- 1961: Ajraas al Yasmeen (in Arabic أجراس الياسمين)
- 1972: Kitab al Ward (in Arabic كتاب الورد)
- 1979: Qasaed min Daftari (in Arabic قصائد من دفتري)
- 1974: Kama al A'mida (in Arabic كما الأعمدة)
- 1978: Khumasiyyat (using his designed Lebanese alphabet) (in Arabic خماسيّات)
In 1981 he also published poems in French
In popular culture
- Akl proposed the lyrics for an anthem for the pan-Syrian Syrian Social Nationalist Party, but this was rejected by its founder Antun Saadeh, who proposed another anthem for the party that he had written in prison. When asked about what he wrote, Akl denied writing it, and said that it was a certain Wadih Khalil Nasrallah (a relative of Akl by marriage) who wrote the lyrics.
- Akl wrote the anthem of another pan-Arab movement, Jam'iyyat al Uruwwa al Wuthqa (in Arabic جمعية العروة الوثقى).

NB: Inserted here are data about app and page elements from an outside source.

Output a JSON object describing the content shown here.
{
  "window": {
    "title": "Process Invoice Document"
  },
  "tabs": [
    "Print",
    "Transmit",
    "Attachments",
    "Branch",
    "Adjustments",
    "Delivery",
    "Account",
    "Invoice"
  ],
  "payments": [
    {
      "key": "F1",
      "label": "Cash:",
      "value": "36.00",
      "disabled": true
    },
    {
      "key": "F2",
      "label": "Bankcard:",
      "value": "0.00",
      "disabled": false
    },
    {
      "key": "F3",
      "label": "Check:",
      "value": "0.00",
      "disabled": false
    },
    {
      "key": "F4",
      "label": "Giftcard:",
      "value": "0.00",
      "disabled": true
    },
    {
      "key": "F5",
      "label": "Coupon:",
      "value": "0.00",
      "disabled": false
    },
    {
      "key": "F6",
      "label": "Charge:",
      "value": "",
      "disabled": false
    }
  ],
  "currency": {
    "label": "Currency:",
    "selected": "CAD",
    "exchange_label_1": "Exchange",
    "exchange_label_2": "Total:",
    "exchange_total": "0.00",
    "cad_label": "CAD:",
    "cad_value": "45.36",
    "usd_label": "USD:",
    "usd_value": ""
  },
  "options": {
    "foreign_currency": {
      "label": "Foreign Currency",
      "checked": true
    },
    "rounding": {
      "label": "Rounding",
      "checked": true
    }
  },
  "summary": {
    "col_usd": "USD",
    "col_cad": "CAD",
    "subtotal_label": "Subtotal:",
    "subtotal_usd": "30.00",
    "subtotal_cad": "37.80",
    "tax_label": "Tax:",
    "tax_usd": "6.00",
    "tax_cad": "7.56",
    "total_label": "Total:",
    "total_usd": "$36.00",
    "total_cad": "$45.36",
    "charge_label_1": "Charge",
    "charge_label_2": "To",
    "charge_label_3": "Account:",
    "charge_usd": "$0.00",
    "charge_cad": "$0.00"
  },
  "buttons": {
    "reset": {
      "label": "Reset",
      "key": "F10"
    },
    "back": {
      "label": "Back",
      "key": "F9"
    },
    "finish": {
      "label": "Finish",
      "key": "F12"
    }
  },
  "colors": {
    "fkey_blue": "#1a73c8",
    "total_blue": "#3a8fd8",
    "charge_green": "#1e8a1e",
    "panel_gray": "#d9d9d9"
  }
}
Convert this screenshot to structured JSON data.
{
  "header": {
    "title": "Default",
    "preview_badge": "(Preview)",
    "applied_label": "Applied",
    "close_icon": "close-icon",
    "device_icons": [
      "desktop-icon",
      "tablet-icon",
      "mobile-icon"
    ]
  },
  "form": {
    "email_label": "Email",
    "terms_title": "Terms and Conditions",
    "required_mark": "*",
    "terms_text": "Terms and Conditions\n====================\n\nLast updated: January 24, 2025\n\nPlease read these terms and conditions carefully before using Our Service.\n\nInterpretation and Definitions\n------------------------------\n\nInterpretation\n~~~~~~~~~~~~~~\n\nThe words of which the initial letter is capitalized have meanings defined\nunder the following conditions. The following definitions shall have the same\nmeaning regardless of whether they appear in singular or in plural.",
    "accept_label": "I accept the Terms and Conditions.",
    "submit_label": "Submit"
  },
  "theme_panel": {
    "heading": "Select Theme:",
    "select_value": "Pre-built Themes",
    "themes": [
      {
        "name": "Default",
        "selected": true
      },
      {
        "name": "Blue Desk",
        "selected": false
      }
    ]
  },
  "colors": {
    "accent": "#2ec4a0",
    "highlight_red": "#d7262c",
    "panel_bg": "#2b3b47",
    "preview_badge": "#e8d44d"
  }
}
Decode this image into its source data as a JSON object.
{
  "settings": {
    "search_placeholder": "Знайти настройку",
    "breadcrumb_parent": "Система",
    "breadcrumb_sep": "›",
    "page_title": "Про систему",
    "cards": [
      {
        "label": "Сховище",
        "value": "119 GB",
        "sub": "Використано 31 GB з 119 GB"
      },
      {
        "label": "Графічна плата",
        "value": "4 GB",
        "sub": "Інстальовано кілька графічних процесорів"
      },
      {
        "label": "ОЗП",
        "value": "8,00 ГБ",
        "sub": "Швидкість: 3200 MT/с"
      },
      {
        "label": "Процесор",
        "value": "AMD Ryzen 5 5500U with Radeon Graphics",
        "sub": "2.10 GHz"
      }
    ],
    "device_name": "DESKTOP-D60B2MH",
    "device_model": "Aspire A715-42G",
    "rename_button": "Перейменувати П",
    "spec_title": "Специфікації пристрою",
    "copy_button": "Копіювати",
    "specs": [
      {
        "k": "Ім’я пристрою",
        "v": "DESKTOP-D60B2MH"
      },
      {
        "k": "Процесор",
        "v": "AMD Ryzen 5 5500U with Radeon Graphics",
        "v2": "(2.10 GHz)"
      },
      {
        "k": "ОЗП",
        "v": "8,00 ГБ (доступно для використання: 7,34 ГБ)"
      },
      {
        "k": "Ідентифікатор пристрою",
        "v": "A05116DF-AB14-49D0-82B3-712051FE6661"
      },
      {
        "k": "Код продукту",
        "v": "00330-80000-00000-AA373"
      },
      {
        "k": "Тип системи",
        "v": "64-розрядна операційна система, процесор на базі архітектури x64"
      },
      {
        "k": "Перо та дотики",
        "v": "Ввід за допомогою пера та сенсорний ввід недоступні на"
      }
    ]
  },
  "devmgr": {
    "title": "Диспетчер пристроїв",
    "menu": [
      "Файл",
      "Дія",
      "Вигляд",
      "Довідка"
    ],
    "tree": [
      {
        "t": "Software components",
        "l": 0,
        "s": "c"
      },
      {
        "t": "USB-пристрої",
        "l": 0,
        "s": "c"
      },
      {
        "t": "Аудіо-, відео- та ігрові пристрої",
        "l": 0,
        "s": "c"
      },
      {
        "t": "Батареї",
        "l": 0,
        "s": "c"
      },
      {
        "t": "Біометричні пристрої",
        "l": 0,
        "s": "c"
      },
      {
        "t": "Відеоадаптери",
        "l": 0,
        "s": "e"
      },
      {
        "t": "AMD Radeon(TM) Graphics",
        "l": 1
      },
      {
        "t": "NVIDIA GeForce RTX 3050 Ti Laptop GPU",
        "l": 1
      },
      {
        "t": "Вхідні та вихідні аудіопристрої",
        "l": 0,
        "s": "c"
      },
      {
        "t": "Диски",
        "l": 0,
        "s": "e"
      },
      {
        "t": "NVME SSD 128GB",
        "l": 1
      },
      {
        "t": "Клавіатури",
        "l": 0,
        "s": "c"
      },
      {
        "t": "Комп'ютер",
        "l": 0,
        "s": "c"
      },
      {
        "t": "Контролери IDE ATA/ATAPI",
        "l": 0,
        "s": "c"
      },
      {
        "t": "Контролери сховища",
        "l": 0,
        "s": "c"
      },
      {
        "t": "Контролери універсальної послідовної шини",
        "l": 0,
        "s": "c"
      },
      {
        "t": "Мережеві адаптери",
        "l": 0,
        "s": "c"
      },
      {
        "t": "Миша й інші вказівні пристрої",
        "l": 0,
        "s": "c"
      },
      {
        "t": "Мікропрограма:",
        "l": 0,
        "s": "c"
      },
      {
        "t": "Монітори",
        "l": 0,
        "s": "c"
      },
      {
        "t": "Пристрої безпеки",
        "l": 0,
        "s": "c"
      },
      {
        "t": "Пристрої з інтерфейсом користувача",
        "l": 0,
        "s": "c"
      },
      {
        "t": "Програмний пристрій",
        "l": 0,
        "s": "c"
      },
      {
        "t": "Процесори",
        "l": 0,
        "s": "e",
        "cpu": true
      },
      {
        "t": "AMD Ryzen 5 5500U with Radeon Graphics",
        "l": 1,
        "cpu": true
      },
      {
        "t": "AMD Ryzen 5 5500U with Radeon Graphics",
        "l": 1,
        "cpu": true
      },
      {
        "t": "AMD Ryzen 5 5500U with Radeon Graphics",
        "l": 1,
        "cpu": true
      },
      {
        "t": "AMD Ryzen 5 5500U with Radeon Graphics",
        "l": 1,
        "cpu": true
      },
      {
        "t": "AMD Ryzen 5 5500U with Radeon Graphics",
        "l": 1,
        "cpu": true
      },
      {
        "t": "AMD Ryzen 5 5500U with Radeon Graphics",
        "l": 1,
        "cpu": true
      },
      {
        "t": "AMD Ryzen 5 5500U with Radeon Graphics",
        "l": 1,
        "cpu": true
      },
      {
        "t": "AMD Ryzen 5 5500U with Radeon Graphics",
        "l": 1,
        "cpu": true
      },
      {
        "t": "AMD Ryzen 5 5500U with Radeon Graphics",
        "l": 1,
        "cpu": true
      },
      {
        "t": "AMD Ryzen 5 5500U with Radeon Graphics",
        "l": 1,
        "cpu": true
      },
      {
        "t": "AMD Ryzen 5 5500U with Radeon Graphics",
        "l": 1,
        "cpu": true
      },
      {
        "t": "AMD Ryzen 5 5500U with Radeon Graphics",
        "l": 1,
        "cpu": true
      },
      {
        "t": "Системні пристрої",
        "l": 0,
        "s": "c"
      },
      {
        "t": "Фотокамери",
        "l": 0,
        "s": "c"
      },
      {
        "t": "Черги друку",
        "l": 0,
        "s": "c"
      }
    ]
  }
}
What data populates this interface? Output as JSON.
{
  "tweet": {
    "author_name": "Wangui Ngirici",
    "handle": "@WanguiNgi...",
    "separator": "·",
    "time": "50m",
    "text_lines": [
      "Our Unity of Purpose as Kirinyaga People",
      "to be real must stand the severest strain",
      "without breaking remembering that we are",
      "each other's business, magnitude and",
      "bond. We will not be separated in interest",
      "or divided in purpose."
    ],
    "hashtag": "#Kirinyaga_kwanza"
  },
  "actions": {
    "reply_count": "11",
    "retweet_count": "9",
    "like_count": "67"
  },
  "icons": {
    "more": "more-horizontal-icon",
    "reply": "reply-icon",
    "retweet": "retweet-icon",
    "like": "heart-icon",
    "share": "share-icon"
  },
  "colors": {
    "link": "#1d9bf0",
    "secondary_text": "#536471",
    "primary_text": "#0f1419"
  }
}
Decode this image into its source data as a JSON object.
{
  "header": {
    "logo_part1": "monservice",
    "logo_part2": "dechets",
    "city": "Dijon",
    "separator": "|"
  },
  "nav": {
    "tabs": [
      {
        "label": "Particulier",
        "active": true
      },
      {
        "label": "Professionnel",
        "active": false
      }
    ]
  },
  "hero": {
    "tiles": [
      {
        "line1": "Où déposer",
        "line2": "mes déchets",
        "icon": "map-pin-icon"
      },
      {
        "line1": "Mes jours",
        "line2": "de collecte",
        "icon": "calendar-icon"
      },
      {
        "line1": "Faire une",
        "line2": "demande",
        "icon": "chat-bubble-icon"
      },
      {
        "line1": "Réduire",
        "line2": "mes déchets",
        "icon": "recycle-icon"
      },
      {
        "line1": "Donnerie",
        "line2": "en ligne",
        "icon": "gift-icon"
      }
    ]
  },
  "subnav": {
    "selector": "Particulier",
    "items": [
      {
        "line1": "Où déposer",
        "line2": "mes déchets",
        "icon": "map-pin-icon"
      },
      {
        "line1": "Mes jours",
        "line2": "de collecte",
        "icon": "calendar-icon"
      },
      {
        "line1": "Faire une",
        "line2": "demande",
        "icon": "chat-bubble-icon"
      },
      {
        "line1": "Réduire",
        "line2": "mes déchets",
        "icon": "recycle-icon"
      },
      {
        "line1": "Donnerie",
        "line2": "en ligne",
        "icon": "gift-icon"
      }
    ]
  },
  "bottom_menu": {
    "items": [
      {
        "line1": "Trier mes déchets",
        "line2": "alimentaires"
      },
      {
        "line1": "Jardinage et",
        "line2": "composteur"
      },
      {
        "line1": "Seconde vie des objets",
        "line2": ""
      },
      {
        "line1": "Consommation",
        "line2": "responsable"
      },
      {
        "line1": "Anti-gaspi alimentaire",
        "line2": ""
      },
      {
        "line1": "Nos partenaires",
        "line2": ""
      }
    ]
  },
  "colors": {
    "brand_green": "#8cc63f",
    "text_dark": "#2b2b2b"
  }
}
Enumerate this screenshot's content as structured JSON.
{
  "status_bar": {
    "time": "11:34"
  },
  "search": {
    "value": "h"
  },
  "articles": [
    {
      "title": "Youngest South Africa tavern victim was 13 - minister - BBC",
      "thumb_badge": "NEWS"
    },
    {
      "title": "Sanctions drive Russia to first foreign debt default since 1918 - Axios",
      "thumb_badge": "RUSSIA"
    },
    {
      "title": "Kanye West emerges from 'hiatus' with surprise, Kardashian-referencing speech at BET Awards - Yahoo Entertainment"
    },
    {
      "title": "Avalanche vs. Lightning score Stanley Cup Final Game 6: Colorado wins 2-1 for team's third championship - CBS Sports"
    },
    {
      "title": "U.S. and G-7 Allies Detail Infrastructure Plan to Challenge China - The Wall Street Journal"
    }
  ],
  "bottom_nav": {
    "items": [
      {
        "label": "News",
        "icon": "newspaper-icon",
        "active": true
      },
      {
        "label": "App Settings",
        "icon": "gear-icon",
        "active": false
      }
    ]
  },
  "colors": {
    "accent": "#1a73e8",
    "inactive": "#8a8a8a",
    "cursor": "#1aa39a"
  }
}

Akl has also written poems that were turned into pan-Arab anthem songs with music from the Rahbani Brothers and sung by the Lebanese diva Feyrouz. These include "Zahrat al Madaen" (in Arabic زهرة المدائن) about Palestine, "Ghannaytou Makkah" (in Arabic غنّيتُ مكة ) about Islam and "Saailiini ya Sham" (in Arabic سائليني يا شام ) about Syria, "Ruddani ila biladi" (in Arabic ردني إلى بلادي ) about Lebanon and "Ummi ya malaki" (in Arabic أمي يا ملاكي ) about his mother.
Said Akl wrote as a journalist in a number of publications, notably the Lebanese Al-Jarida newspaper and the weekly Al-Sayyad magazine. In the 1990s, Akl also wrote a front-page personal column in the Lebanese As-Safir newspaper
- Hind Adeeb, شعرية سعيد عقل, Dar Al Farabi Editions (Arabic)
- Plonka Arkadiusz, L’idée de langue libanaise d’après Sa‘īd ‘Aql, Paris, Geuthner, 2004 (French), ISBN 2-7053-3739-3.
- Plonka Arkadiusz, "Le nationalisme linguistique au Liban autour de Sa‘īd ‘Aql et l’idée de langue libanaise dans la revue «Lebnaan» en nouvel alphabet", Arabica, 53 (4), 2006, pp. 423–471. (French).
- Jean Durtal, Saïd Akl: Un grand poète libanais, Nouvelles Editions Latine, 1970 (French)
- Elie Kallas e Anna Montanari, Akl Said, Yaara – Inno alla donna, Venezia, Cafoscarina, 1997.
- Franck Salameh, "Language Memory and Identity in the Middle East; The Case for Lebanon", (Lanham, MD: Lexington Books, 2011), ISBN 0-7391-3738-7
- "Centenarian Lebanese poet, writer Said Akl dies". Daily Star. 2014-11-28. Retrieved 2014-11-28.
- "Distinguished Lebanese poet Said Akl dies at 102". Al-Akhbar.com. Retrieved November 28, 2014.
- "Leading Lebanese Poet Saeed Akl Dies at 102". ABC News.com. Retrieved November 28, 2014.
- "Renowned Poet Said Akl Passes Away at 102". Naharnet.com. Retrieved November 28, 2014.
- The Conscience of Lebanon: A Political Biography of Etienne Sakr (Abu-Arz) By Mordechai Nisan
- Modern Arabic Poetry 1800–1970: The Development of Its Forms and Themes by Shmuel Moreh Page 311
- The Middle East: From Transition to Development By Sami G. Hajjar
- Kadmous.org: اللغة اللبنانية بالحرف اللاتيني بين رسائل الهاتف والعقل الالكتروني…وسعيد عقل (in Arabic)